START Data shown
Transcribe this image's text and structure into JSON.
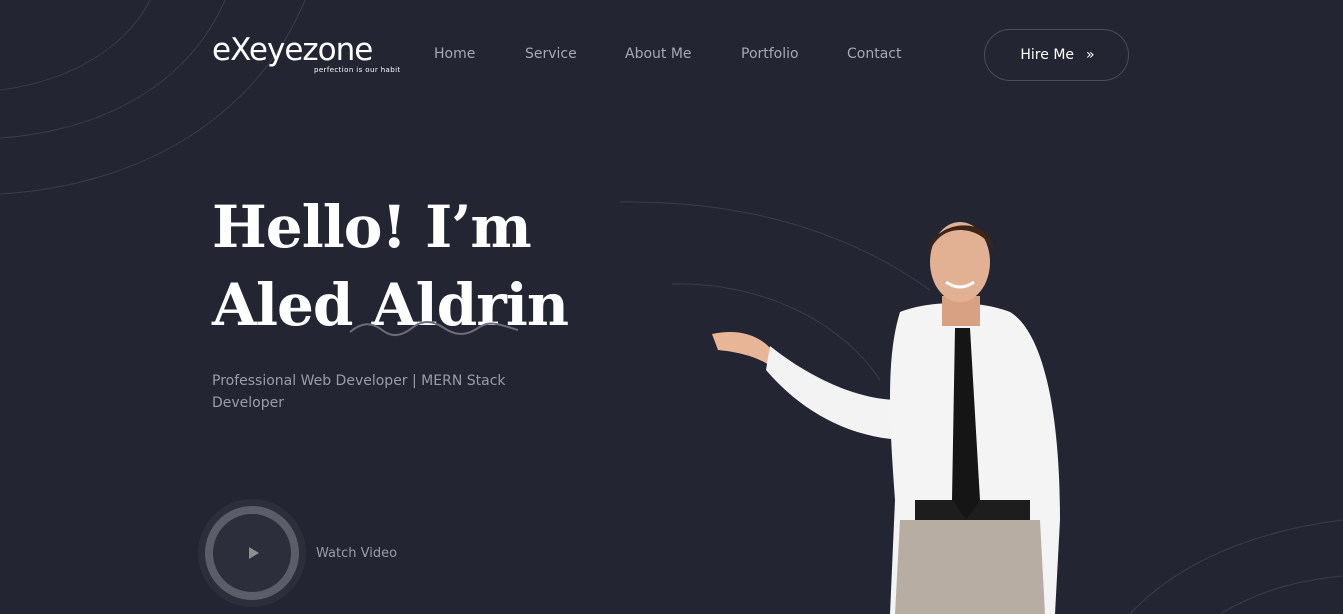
{
  "logo": {
    "wordmark": "eXeyezone",
    "tagline": "perfection is our habit"
  },
  "nav": {
    "items": [
      {
        "label": "Home"
      },
      {
        "label": "Service"
      },
      {
        "label": "About Me"
      },
      {
        "label": "Portfolio"
      },
      {
        "label": "Contact"
      }
    ]
  },
  "cta": {
    "label": "Hire Me",
    "arrow": "»"
  },
  "hero": {
    "line1": "Hello! I’m",
    "line2": "Aled Aldrin",
    "subtitle": "Professional Web Developer | MERN Stack Developer"
  },
  "video": {
    "label": "Watch Video",
    "icon": "play-icon"
  },
  "colors": {
    "background": "#232533",
    "text": "#ffffff",
    "muted": "#9a9ca8",
    "button_border": "#4a4c5a"
  }
}
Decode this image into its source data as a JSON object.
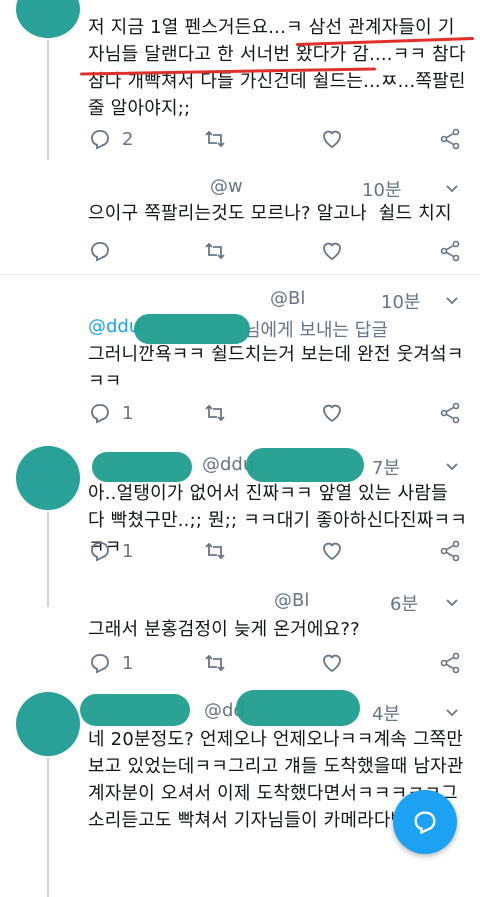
{
  "tweets": [
    {
      "text": "저 지금 1열 펜스거든요...ㅋ 삼선 관계자들이 기자님들 달랜다고 한 서너번 왔다가 감....ㅋㅋ 참다참다 개빡쳐서 다들 가신건데 쉴드는...ㅉ...쪽팔린줄 알아야지;;",
      "reply_count": "2"
    },
    {
      "handle": "@w",
      "time": "10분",
      "text": "으이구 쪽팔리는것도 모르나? 알고나  쉴드 치지"
    },
    {
      "handle": "@Bl",
      "time": "10분",
      "reply_prefix": "@ddu",
      "reply_suffix": "님에게 보내는 답글",
      "text": "그러니깐욕ㅋㅋ 쉴드치는거 보는데 완전 웃겨섴ㅋㅋㅋ",
      "reply_count": "1"
    },
    {
      "handle": "@ddu",
      "time": "7분",
      "text": "아..얼탱이가 없어서 진짜ㅋㅋ 앞열 있는 사람들 다 빡쳤구만..;; 뭔;; ㅋㅋ대기 좋아하신다진짜ㅋㅋㅋㅋ",
      "reply_count": "1"
    },
    {
      "handle": "@Bl",
      "time": "6분",
      "text": "그래서 분홍검정이 늦게 온거에요??",
      "reply_count": "1"
    },
    {
      "handle": "@dd",
      "time": "4분",
      "text": "네 20분정도? 언제오나 언제오나ㅋㅋ계속 그쪽만 보고 있었는데ㅋㅋ그리고 걔들 도착했을때 남자관계자분이 오셔서 이제 도착했다면서ㅋㅋㅋㅋㅋ그 소리듣고도 빡쳐서 기자님들이 카메라다빡ㅋ ㅋ"
    }
  ],
  "icons": {
    "reply": "reply-icon",
    "retweet": "retweet-icon",
    "like": "heart-icon",
    "share": "share-icon",
    "chevron": "chevron-down-icon",
    "compose": "compose-reply-icon"
  },
  "colors": {
    "accent": "#1da1f2",
    "muted": "#657786",
    "annotation": "#e0302a"
  }
}
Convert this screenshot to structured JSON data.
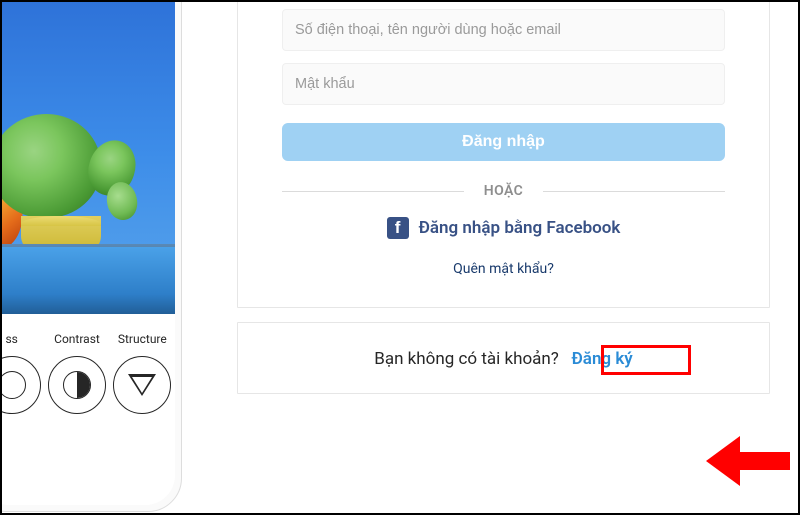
{
  "tools": {
    "brightness": {
      "label": "ss"
    },
    "contrast": {
      "label": "Contrast"
    },
    "structure": {
      "label": "Structure"
    }
  },
  "login": {
    "username_placeholder": "Số điện thoại, tên người dùng hoặc email",
    "password_placeholder": "Mật khẩu",
    "login_button": "Đăng nhập",
    "divider": "HOẶC",
    "fb_login": "Đăng nhập bằng Facebook",
    "forgot": "Quên mật khẩu?"
  },
  "signup": {
    "prompt": "Bạn không có tài khoản?",
    "link": "Đăng ký"
  }
}
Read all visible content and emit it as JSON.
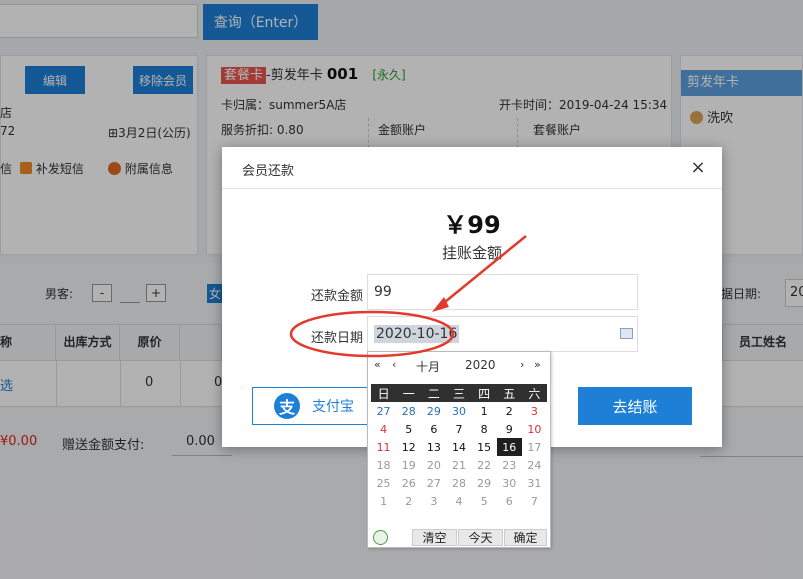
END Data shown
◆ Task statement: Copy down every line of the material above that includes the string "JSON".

◆ Answer to the problem:
Transcribe this image's text and structure into JSON.
Decode this image into its source data as a JSON object.
Convert this screenshot to structured JSON data.
Read all visible content and emit it as JSON.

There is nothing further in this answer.